The internet is generally seen as a "green" technology -- emails can cut down on paper waste, teleconferencing can save on CO2 emitted by flying, and smart grids can help reduce overall energy consumption. But, according to the Guardian's series on carbon footprints, the internet releases about 300 million tons of CO2 each year -- as much as all the coal, oil, and gas used for energy in Turkey and Poland.

The British newspaper acknowledges that carbon footprints are, in general, tough to calculate. However, it arrived at this rough estimate by accounting for the power used up by data centers ("buildings packed top to bottom with servers full of the web pages, databases, online applications and downloadable files that make the modern online experience possible") and personal computing devices. Data centers are one of the less visible factors in understanding the global carbon trail left by our emails, blog trolling, and facebooking, but they are quite significant. A Harvard physicist last year estimated that just two Google searches generate about 14 grams of CO2--or enough to bring a kettle to boil.

A recent UK study determined that in 2005, consumer and commercial information and communication technology (ICT) accounted for about 1.2 percent of fossil fuel emissions. The report predicts that ICT's footprint could climb by 60 percent by 2030.

The Guardian feature highlights some other carbon footprints. Among them:

The Iraq War: 250-600 million tons of CO2 since 2003

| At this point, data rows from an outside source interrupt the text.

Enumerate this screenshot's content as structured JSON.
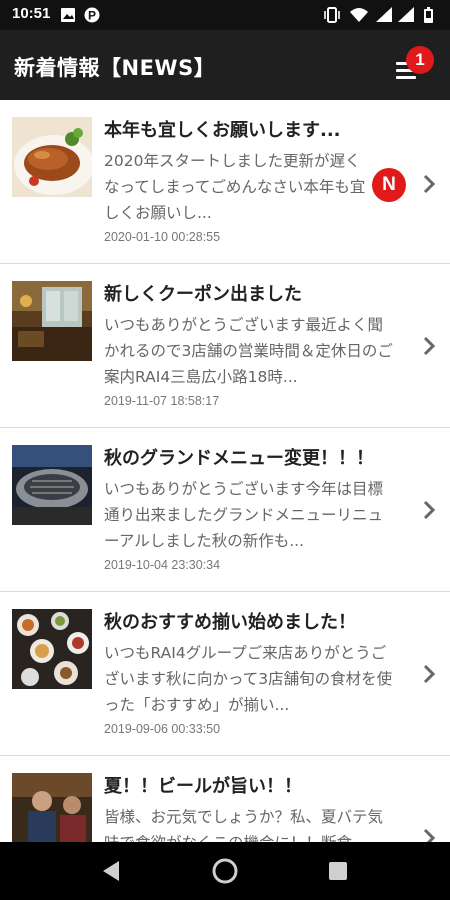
{
  "status_bar": {
    "time": "10:51",
    "left_icons": [
      "image-icon",
      "parking-icon"
    ],
    "right_icons": [
      "vibrate-icon",
      "wifi-icon",
      "signal-icon",
      "battery-icon"
    ]
  },
  "app_bar": {
    "title": "新着情報【NEWS】",
    "menu_badge_count": "1",
    "badge_color": "#e01a1a"
  },
  "news_items": [
    {
      "title": "本年も宜しくお願いします...",
      "body": "2020年スタートしました更新が遅くなってしまってごめんなさい本年も宜しくお願いし...",
      "date": "2020-01-10 00:28:55",
      "new_badge": "N",
      "thumbnail": "steak-dish-image"
    },
    {
      "title": "新しくクーポン出ました",
      "body": "いつもありがとうございます最近よく聞かれるので3店舗の営業時間＆定休日のご案内RAI4三島広小路18時...",
      "date": "2019-11-07 18:58:17",
      "thumbnail": "restaurant-interior-image"
    },
    {
      "title": "秋のグランドメニュー変更！！！",
      "body": "いつもありがとうございます今年は目標通り出来ましたグランドメニューリニューアルしました秋の新作も...",
      "date": "2019-10-04 23:30:34",
      "thumbnail": "grilled-dish-image"
    },
    {
      "title": "秋のおすすめ揃い始めました！",
      "body": "いつもRAI4グループご来店ありがとうございます秋に向かって3店舗旬の食材を使った「おすすめ」が揃い...",
      "date": "2019-09-06 00:33:50",
      "thumbnail": "food-spread-image"
    },
    {
      "title": "夏！！ビールが旨い！！",
      "body": "皆様、お元気でしょうか？私、夏バテ気味で食欲がなくこの機会に！！断食...",
      "date": "",
      "thumbnail": "people-bar-image"
    }
  ],
  "nav_bar": {
    "buttons": [
      "back-icon",
      "home-icon",
      "recents-icon"
    ]
  }
}
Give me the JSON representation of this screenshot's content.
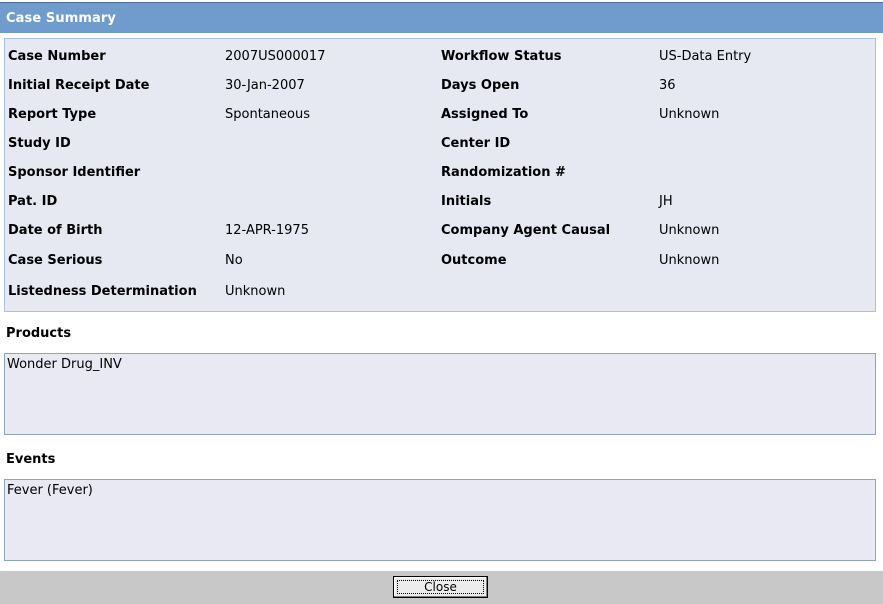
{
  "window": {
    "title": "Case Summary"
  },
  "summary": {
    "rows": [
      {
        "label1": "Case Number",
        "value1": "2007US000017",
        "label2": "Workflow Status",
        "value2": "US-Data Entry"
      },
      {
        "label1": "Initial Receipt Date",
        "value1": "30-Jan-2007",
        "label2": "Days Open",
        "value2": "36"
      },
      {
        "label1": "Report Type",
        "value1": "Spontaneous",
        "label2": "Assigned To",
        "value2": "Unknown"
      },
      {
        "label1": "Study ID",
        "value1": "",
        "label2": "Center ID",
        "value2": ""
      },
      {
        "label1": "Sponsor Identifier",
        "value1": "",
        "label2": "Randomization #",
        "value2": ""
      },
      {
        "label1": "Pat. ID",
        "value1": "",
        "label2": "Initials",
        "value2": "JH"
      },
      {
        "label1": "Date of Birth",
        "value1": "12-APR-1975",
        "label2": "Company Agent Causal",
        "value2": "Unknown"
      },
      {
        "label1": "Case Serious",
        "value1": "No",
        "label2": "Outcome",
        "value2": "Unknown"
      },
      {
        "label1": "Listedness Determination",
        "value1": "Unknown",
        "label2": "",
        "value2": ""
      }
    ]
  },
  "products": {
    "heading": "Products",
    "items": [
      "Wonder Drug_INV"
    ]
  },
  "events": {
    "heading": "Events",
    "items": [
      "Fever (Fever)"
    ]
  },
  "footer": {
    "close_label": "Close"
  },
  "colors": {
    "title_bar": "#6f9ccd",
    "panel_bg": "#e6e8f2",
    "panel_border": "#a7bfe0",
    "footer_bg": "#c8c8c8"
  }
}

The World Cup: 2.8 million tons of CO2 ("more than a billion cheeseburgers")

The 2009 Australian bushfires: 165 million tons of CO2

A banana: 80g CO2 each